--- WHAT YOU HAVE TO DO ---
Below are records. Copy every line with "Security" in it.

=== INPUT FOR THIS TASK ===

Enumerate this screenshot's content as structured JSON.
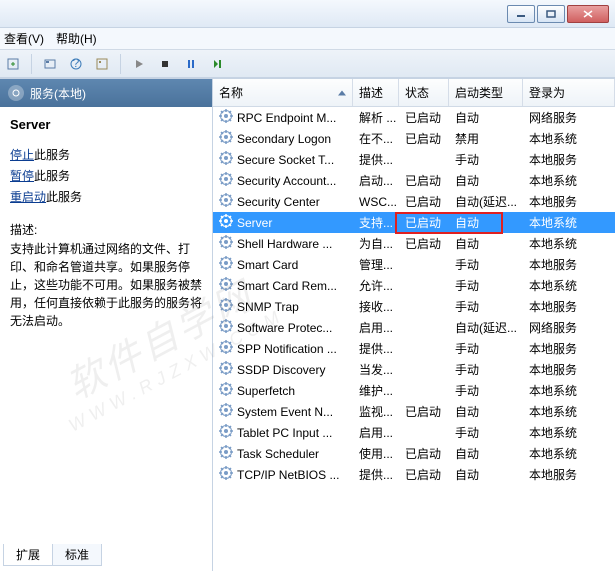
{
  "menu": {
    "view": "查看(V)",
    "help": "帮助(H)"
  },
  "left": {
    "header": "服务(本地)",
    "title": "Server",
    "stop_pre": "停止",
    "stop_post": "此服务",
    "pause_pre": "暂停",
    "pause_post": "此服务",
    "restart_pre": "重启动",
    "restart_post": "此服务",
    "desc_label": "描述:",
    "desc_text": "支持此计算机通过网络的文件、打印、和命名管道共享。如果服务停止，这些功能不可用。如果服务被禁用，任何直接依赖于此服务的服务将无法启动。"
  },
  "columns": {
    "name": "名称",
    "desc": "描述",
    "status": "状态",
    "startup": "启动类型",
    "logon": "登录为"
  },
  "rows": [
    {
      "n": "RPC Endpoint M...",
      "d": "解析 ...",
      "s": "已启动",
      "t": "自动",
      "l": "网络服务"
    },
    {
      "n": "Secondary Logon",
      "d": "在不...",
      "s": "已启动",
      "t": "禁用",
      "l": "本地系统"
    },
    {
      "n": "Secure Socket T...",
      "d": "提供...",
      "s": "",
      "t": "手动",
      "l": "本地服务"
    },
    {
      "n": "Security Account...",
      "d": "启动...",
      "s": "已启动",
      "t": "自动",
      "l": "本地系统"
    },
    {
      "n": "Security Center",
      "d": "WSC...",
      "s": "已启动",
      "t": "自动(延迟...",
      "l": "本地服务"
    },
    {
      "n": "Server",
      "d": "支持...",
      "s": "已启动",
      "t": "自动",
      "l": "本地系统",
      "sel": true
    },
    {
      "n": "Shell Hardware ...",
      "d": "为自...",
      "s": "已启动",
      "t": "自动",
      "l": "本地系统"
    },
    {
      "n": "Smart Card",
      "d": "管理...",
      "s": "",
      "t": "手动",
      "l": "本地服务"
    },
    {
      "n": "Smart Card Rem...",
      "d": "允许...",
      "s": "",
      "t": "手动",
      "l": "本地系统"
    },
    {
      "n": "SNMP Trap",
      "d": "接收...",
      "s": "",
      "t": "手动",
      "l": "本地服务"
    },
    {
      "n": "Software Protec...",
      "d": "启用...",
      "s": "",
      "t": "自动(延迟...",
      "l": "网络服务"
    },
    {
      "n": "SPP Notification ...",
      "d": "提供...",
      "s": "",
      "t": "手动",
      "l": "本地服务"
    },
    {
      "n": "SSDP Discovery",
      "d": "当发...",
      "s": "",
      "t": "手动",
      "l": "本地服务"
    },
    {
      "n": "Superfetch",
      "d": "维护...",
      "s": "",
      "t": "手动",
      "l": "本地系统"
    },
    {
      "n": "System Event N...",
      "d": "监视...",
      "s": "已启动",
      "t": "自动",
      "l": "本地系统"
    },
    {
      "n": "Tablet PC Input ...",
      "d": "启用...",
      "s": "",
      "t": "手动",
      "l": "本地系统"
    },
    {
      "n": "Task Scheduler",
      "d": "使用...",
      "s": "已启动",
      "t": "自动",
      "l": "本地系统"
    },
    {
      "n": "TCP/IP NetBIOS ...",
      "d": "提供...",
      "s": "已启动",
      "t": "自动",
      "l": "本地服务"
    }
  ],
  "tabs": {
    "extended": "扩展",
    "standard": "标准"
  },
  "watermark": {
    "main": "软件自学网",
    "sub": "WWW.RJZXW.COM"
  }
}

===

--- SOLUTION TO THIS PROBLEM ---
      "n": "Security Account...",
      "n": "Security Center",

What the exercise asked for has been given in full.